Thanks in part though to political instability in Honduras, CONCACAF made the decision to move the CCL match that FC Motagua was scheduled to host against Club Tijuana to H-E-B Park. According to an interview with Toros President Bert Garcia, the site was chosen in part “thanks to the relationship with the Houston Dynamo and what they have said about our site, stadium and facilities.”

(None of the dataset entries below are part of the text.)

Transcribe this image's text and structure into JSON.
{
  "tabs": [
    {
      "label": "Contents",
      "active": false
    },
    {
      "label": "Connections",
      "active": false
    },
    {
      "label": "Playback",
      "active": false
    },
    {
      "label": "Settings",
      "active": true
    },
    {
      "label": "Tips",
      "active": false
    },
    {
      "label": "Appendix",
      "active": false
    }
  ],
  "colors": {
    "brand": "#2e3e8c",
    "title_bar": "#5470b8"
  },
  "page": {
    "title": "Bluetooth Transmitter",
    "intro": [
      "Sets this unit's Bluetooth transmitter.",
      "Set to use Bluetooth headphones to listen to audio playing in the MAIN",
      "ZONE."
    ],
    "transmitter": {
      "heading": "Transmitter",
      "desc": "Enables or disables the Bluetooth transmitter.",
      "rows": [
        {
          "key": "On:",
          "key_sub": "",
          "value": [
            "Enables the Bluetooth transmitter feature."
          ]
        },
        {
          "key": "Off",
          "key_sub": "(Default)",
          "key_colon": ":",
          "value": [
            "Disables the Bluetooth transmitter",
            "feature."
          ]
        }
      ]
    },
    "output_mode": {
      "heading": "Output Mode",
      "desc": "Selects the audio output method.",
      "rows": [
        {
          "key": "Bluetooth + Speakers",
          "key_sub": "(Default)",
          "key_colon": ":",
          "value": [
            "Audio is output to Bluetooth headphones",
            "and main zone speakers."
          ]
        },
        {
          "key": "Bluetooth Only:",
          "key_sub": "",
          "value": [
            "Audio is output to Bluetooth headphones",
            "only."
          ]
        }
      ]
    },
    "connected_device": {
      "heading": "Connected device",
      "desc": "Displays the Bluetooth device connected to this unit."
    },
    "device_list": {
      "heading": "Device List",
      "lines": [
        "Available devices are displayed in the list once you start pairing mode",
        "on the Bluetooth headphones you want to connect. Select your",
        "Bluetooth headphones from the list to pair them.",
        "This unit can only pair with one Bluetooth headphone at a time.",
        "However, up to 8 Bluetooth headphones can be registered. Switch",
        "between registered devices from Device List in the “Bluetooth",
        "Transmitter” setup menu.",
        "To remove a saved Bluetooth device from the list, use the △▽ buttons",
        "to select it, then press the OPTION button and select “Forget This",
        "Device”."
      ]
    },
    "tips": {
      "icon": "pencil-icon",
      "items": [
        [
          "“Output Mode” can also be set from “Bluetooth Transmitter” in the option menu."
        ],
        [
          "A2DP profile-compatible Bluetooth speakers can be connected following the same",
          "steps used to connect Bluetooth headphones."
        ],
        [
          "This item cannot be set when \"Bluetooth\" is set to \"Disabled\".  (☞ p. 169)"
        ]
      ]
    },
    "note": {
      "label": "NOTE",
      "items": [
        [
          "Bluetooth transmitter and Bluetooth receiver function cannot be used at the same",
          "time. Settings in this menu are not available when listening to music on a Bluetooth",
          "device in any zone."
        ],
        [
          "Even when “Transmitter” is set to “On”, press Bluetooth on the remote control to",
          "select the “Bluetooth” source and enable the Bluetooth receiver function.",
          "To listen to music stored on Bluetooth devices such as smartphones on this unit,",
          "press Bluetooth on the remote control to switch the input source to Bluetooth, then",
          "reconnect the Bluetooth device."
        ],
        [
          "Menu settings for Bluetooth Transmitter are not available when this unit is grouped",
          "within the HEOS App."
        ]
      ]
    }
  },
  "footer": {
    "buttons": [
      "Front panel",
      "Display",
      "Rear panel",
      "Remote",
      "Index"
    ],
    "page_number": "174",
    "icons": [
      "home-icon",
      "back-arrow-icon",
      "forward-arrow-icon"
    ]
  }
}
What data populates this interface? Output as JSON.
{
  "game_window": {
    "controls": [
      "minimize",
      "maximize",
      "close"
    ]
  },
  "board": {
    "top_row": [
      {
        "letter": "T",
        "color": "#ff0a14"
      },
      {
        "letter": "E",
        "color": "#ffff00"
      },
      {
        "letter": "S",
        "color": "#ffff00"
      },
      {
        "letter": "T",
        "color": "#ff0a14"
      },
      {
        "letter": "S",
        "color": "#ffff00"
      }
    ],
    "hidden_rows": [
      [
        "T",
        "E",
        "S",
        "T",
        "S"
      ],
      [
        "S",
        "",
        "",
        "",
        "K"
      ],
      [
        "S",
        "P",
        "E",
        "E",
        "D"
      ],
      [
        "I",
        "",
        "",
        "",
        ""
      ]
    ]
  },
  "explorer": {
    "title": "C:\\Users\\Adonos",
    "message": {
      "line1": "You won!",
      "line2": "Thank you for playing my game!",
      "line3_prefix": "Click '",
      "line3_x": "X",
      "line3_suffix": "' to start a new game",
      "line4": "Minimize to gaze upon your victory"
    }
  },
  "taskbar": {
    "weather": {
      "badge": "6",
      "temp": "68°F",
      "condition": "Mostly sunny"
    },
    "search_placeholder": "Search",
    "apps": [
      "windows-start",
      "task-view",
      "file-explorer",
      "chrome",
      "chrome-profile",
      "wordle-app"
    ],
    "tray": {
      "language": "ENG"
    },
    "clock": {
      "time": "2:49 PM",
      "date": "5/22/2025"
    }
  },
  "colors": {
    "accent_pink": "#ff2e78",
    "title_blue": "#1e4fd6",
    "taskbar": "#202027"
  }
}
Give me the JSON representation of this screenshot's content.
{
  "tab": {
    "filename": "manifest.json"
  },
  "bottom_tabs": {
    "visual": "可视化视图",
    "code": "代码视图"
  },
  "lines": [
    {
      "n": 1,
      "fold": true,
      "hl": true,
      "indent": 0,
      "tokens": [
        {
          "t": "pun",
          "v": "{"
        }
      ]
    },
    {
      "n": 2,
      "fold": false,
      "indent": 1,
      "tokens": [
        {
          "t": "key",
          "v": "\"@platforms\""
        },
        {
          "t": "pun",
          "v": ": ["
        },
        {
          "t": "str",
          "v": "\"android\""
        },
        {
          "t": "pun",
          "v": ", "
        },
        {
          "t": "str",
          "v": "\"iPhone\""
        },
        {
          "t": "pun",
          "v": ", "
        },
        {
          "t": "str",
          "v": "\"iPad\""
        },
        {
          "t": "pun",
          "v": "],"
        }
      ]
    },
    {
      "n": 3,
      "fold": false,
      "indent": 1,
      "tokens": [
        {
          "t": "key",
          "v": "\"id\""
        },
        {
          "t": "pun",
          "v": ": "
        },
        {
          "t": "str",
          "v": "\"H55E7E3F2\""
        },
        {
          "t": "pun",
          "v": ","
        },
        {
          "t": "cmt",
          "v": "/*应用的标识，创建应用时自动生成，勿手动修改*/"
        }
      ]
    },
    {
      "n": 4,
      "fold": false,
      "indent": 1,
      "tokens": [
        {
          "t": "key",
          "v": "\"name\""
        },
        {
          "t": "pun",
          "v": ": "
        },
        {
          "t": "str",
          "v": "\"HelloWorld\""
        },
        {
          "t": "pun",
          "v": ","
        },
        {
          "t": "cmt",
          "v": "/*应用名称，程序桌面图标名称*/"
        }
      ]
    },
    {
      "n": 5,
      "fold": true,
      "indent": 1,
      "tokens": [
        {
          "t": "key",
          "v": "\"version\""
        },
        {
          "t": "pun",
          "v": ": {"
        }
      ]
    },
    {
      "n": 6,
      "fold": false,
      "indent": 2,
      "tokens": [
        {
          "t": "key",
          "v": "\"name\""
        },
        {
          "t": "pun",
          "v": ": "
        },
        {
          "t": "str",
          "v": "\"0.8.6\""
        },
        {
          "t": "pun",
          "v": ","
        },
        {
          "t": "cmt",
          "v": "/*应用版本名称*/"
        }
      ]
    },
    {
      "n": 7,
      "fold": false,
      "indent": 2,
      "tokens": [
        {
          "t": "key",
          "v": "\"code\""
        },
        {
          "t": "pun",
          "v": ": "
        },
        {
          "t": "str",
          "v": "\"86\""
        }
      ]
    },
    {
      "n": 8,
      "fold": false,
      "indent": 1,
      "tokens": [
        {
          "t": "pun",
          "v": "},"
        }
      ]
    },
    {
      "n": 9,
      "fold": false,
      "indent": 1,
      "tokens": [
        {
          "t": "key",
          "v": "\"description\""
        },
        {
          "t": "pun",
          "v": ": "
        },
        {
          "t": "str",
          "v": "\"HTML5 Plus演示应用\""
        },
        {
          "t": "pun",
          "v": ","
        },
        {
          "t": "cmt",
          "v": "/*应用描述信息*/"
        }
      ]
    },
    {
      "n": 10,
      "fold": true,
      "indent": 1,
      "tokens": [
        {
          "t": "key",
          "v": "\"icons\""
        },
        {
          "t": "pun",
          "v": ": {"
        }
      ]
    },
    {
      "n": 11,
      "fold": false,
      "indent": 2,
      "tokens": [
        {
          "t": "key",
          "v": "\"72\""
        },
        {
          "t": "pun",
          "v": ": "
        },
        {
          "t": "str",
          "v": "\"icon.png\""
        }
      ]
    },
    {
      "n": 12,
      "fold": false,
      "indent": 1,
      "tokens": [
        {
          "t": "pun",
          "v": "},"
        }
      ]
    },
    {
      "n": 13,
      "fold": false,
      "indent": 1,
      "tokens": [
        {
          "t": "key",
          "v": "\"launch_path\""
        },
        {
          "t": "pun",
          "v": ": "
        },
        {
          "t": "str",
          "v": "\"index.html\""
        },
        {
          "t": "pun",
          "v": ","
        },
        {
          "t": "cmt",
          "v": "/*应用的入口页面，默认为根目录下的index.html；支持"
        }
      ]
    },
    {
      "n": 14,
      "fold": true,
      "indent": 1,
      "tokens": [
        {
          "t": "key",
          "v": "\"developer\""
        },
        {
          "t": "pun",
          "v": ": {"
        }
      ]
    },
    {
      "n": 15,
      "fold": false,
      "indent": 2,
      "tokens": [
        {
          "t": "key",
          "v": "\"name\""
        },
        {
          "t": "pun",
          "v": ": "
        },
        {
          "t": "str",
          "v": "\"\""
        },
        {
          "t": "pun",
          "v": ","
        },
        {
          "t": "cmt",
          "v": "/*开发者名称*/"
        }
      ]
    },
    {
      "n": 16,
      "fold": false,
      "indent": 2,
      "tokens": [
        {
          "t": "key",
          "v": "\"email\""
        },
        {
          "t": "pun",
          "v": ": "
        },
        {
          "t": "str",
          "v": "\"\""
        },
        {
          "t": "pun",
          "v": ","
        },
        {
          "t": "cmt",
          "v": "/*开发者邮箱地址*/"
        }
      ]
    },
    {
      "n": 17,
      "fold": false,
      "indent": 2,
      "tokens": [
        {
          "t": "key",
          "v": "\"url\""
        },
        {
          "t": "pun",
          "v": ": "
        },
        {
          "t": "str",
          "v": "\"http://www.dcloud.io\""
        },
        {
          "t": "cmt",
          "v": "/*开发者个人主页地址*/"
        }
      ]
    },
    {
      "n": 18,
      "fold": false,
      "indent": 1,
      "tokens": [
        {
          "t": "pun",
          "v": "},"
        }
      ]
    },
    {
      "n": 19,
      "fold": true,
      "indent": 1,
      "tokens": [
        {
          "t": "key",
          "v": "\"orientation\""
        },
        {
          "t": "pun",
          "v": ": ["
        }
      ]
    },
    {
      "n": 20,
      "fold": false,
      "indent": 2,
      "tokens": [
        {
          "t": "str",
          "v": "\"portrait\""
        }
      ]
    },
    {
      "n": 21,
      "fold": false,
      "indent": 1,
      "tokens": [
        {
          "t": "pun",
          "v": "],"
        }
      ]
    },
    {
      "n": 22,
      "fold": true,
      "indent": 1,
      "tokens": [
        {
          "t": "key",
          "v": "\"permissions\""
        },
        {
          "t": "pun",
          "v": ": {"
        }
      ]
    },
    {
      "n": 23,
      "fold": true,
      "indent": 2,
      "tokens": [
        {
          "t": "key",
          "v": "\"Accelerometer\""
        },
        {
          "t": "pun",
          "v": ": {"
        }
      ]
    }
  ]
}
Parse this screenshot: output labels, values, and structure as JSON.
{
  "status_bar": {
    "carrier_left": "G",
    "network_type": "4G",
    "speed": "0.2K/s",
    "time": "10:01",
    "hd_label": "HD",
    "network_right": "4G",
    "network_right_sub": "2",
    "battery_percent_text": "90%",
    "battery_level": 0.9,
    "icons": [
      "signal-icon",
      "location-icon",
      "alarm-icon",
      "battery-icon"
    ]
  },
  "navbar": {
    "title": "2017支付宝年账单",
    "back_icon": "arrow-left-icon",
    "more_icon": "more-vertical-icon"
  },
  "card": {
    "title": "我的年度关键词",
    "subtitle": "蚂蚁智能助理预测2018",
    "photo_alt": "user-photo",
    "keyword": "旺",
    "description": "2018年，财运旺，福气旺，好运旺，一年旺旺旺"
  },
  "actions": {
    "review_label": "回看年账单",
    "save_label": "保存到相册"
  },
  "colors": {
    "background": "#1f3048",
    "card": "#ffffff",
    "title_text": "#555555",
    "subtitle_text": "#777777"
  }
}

Ochoa seemed as shocked as anyone that the CCL was coming to South Texas. “The news definitely did surprise us when RGVFC President Bert Garcia mentioned it to the media after Gerson Echeverry’s official presentation as the head coach,” Ochoa said in an email. “We definitely were not expecting news of this magnitude. I feel that this achievement benefits the Rio Grande Valley because it will put the region on the spotlight, not only in Mexico and the US, but in all of Latin America.” Ochoa went on to say “Three years ago I would have been called crazy if I said that the Rio Grande Valley will host a match of such magnitude. Hopefully, this will also work in RGVFC’s favor to attract the soccer community in the region who hesitate to support the team due to their ‘allegiance’ to Liga MX teams.”
Ochoa said he didn’t think there were many local fans of either team, however that shouldn’t stop fans from traveling. “Honestly, the Honduran community is quite small in the Rio Grande Valley. However Houston, which is almost six hours away, has a considerable amount of Hondurans that currently live there. According to the Pew Research Center, Hondurans make up 3.2% of the Hispanic population in that city. We may see some Hondurans make the trip down to the valley to watch the game. As far as Xolos is concerned, they have a really small following due to how new the club is to Liga MX and the small amount of immigrants from the Baja California region.” Ochoa brought up a good point however regarding fans of other Liga MX teams coming to watch. “We may actually see many Liga MX fans from the RGV go to the game to watch players they may not see many minutes of if the match was a friendly. It also helps that many of Tijuana players are ex-Americanistas. Club América has a huge following in the valley and northern Mexico, and may be a once in a lifetime opportunity for them to attend an international club match.”
Ochoa finished with a note for those planning on making the trip to South Texas for the match. ”First of all,” he said “welcome to the Rio Grande Valley. As a native of the RGV, I hope that our visitors feel welcome and enjoy the match. One of the advantages of H-E-B Park is that its location is close to Interstate 69 making it simple to navigate for first timers. Just exit the highway at the Freddy Gonzalez Drive and turn towards the east. The road takes you directly to the stadium about a mile away. Be sure to come early as our parking lot is tailgate friendly, and will help guarantee you a spot inside the stadium grounds. If you have any additional questions, you can contact me on twitter at @EOchoa_8 and I will try my best to help you and if you are a citizen of the Rio Grande Valley, I invite you to return to H-E-B Park on March 16 to support our RGVFC Toros as their 2018 season will begin against Saint Louis FC. #WeAreToros”